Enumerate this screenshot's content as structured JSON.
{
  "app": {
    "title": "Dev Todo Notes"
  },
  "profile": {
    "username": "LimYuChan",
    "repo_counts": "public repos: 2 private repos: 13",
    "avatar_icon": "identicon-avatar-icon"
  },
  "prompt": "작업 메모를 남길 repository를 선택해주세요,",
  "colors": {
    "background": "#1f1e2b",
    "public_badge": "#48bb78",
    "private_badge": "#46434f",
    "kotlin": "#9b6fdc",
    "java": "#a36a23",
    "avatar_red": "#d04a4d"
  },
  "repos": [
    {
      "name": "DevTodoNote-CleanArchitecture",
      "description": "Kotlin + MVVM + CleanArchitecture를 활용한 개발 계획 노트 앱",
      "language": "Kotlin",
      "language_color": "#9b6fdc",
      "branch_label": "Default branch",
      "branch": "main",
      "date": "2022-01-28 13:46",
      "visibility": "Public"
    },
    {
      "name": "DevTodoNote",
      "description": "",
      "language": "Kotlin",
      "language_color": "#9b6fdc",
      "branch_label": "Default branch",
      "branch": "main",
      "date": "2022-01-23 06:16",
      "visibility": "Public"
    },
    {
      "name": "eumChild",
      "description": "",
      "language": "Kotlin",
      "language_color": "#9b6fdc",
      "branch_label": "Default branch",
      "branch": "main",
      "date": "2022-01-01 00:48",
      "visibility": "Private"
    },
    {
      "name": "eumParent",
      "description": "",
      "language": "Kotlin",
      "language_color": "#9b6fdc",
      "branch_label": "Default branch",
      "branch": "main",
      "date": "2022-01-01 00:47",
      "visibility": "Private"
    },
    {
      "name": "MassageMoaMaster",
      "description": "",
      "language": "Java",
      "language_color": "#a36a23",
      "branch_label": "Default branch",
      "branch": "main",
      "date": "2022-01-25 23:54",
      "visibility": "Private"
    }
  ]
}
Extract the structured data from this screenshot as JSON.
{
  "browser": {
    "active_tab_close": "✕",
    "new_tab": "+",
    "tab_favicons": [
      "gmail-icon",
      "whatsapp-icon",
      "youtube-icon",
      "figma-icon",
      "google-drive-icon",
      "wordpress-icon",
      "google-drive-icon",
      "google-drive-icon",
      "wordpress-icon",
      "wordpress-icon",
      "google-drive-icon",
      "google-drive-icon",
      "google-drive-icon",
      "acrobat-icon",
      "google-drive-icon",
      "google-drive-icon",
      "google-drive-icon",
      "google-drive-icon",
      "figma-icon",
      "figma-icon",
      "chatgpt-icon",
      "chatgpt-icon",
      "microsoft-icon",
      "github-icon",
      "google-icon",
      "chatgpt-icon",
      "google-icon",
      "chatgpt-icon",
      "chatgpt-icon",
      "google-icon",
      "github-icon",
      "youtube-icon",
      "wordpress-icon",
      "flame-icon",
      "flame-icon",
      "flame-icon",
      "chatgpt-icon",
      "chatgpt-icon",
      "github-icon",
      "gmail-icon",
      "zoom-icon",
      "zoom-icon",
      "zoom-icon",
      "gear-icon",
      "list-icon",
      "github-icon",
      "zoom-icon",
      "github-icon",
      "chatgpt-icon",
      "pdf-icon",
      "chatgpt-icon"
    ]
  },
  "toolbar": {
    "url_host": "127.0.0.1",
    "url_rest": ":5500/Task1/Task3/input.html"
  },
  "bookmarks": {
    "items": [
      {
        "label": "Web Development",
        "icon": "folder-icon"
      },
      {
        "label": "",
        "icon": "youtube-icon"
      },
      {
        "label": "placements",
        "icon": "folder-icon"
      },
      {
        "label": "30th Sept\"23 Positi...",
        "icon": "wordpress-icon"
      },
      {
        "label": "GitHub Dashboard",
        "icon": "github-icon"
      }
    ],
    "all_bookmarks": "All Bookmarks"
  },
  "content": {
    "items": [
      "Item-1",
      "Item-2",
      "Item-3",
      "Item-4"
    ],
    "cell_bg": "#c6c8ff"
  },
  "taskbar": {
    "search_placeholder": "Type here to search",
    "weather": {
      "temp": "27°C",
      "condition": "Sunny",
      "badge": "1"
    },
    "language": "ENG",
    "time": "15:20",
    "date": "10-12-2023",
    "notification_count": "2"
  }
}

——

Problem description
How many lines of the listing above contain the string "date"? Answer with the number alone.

Response
6